● **Stored data**
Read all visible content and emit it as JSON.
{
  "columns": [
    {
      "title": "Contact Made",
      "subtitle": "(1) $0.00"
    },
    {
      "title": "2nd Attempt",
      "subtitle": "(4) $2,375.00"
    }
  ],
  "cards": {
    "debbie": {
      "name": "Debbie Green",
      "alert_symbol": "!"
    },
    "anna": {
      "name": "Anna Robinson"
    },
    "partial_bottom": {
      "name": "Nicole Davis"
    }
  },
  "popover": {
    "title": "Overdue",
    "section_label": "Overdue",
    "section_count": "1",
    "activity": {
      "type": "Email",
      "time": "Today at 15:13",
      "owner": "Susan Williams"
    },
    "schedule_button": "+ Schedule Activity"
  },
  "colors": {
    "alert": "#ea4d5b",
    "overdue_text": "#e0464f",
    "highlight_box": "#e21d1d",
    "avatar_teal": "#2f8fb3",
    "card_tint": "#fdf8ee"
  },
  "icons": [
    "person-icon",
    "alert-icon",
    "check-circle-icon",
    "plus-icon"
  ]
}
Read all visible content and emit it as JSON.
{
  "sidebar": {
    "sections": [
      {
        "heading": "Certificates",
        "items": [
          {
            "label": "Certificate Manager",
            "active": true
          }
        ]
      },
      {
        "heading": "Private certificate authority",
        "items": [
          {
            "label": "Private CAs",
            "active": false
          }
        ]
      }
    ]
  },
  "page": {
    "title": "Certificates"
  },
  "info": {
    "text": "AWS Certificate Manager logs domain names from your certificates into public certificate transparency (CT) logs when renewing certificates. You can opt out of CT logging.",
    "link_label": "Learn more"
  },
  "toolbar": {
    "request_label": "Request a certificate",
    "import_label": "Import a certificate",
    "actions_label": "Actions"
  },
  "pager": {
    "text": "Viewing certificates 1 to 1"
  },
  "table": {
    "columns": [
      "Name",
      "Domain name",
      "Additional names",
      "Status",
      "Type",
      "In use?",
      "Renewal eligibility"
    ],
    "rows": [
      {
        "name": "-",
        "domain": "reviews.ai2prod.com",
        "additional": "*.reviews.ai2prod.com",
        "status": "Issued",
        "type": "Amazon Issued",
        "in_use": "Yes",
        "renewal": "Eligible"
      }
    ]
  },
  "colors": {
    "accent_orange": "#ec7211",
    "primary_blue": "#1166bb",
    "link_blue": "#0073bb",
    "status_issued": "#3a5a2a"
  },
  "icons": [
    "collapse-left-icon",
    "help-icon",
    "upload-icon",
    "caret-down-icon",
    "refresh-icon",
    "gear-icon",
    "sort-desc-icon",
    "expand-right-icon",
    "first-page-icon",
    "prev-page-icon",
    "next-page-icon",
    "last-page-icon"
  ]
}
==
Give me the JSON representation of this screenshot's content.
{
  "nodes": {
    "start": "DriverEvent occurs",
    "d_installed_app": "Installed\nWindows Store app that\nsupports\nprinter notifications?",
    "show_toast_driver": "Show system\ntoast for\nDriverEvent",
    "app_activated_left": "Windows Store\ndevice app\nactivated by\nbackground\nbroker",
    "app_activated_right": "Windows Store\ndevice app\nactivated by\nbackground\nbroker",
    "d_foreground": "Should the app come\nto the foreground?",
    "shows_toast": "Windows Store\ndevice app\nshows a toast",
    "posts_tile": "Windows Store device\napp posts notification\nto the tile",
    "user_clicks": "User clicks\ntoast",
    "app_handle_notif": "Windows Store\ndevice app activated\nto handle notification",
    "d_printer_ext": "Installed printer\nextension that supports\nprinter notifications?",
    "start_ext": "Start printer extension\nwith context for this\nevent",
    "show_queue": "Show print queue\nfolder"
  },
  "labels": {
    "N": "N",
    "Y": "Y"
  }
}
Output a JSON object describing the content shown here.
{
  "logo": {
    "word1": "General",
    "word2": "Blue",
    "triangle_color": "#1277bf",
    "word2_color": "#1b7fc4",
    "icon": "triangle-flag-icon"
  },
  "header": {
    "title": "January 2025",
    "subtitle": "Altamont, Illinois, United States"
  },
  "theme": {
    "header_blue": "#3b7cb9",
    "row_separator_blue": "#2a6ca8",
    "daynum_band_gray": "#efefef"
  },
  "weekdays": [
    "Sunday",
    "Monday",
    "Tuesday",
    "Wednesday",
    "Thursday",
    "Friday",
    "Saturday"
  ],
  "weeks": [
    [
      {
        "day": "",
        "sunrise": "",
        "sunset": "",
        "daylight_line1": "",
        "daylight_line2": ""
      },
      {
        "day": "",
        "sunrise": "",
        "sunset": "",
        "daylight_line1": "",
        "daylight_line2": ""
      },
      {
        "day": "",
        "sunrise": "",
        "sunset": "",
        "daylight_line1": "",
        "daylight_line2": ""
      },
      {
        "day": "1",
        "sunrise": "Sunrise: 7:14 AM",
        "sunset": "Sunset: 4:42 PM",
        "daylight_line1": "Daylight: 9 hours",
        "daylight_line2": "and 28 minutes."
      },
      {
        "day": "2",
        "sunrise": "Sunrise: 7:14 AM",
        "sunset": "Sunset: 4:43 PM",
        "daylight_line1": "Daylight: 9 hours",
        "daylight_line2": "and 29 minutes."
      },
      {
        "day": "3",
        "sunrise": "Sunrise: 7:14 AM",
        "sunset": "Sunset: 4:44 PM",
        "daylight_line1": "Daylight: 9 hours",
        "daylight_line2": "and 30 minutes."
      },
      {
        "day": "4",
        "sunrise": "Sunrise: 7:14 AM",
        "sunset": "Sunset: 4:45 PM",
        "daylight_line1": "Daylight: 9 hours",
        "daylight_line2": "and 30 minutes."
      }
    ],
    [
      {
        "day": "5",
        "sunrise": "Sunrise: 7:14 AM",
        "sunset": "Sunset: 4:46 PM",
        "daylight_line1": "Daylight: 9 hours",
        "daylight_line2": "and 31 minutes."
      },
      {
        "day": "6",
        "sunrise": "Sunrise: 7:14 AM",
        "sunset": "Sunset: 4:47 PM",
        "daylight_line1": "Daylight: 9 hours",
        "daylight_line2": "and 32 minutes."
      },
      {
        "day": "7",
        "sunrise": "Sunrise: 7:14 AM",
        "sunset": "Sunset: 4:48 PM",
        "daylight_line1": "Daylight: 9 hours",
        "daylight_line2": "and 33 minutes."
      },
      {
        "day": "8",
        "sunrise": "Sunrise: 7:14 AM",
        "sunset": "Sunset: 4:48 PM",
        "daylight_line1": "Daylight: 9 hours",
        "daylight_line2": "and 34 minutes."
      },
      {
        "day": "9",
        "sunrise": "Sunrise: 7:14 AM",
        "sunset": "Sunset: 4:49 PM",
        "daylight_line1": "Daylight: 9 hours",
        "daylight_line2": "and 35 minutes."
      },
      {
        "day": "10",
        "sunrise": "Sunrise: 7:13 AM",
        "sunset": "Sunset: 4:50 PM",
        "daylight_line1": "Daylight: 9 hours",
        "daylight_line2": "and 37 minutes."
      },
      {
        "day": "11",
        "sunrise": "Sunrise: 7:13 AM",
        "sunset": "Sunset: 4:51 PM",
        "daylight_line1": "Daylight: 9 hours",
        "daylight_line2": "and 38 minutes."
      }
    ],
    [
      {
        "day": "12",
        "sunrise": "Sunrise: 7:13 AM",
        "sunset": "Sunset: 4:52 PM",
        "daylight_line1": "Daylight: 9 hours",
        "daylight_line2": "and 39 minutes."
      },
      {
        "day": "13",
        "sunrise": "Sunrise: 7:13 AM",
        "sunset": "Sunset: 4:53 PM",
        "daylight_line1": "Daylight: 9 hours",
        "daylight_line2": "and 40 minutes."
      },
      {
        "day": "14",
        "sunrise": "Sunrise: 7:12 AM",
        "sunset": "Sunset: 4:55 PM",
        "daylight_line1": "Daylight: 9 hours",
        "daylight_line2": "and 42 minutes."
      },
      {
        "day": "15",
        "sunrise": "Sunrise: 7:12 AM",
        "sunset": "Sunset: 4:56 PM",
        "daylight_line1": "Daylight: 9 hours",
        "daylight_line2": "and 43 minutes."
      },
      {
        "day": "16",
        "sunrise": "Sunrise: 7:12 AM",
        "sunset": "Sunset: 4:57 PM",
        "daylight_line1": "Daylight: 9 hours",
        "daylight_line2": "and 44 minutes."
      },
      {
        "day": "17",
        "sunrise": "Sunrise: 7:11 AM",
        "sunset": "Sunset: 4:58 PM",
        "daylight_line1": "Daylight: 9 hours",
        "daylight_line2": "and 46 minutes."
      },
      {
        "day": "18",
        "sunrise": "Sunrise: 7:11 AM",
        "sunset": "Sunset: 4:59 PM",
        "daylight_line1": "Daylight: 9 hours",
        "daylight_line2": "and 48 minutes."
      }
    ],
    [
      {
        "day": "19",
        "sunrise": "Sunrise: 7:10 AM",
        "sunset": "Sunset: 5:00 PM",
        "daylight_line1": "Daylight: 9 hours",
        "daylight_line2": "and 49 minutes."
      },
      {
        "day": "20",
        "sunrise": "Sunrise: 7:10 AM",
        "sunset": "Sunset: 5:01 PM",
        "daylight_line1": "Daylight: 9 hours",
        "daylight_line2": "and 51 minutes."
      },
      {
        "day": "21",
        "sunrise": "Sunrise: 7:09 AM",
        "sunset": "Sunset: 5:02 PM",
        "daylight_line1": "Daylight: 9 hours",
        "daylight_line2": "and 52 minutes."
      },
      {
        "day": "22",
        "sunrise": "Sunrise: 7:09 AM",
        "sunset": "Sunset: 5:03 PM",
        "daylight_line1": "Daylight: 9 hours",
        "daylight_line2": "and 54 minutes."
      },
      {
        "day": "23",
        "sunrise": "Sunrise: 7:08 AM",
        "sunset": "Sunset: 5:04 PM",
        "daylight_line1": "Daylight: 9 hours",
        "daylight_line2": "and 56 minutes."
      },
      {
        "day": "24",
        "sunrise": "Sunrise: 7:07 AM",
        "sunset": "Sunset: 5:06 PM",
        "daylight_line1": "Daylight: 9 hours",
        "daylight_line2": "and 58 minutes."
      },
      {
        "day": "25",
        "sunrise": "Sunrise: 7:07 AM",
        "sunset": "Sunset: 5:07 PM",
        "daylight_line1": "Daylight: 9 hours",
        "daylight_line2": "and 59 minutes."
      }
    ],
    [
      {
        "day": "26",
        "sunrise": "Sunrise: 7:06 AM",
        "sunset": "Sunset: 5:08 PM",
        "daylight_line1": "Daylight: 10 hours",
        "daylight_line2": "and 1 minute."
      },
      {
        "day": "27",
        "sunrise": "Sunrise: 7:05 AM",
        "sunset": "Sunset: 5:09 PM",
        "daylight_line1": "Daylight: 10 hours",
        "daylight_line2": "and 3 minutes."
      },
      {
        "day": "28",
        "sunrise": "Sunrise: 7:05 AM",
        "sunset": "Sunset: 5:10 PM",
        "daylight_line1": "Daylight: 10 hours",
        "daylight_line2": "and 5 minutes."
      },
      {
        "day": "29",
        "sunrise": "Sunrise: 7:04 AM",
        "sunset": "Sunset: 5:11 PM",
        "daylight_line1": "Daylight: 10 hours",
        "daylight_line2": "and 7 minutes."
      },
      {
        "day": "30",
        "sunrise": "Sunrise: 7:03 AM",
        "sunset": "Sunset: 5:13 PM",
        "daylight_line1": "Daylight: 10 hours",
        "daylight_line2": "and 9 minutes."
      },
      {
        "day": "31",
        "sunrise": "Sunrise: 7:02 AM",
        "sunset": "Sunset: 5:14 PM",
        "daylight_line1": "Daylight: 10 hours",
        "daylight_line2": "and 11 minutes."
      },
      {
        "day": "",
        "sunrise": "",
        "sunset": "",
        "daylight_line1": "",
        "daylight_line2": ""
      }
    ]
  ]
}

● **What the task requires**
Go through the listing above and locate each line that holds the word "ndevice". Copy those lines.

● **Answer section**
    "app_activated_left": "Windows Store\ndevice app\nactivated by\nbackground\nbroker",
    "app_activated_right": "Windows Store\ndevice app\nactivated by\nbackground\nbroker",
    "shows_toast": "Windows Store\ndevice app\nshows a toast",
    "app_handle_notif": "Windows Store\ndevice app activated\nto handle notification",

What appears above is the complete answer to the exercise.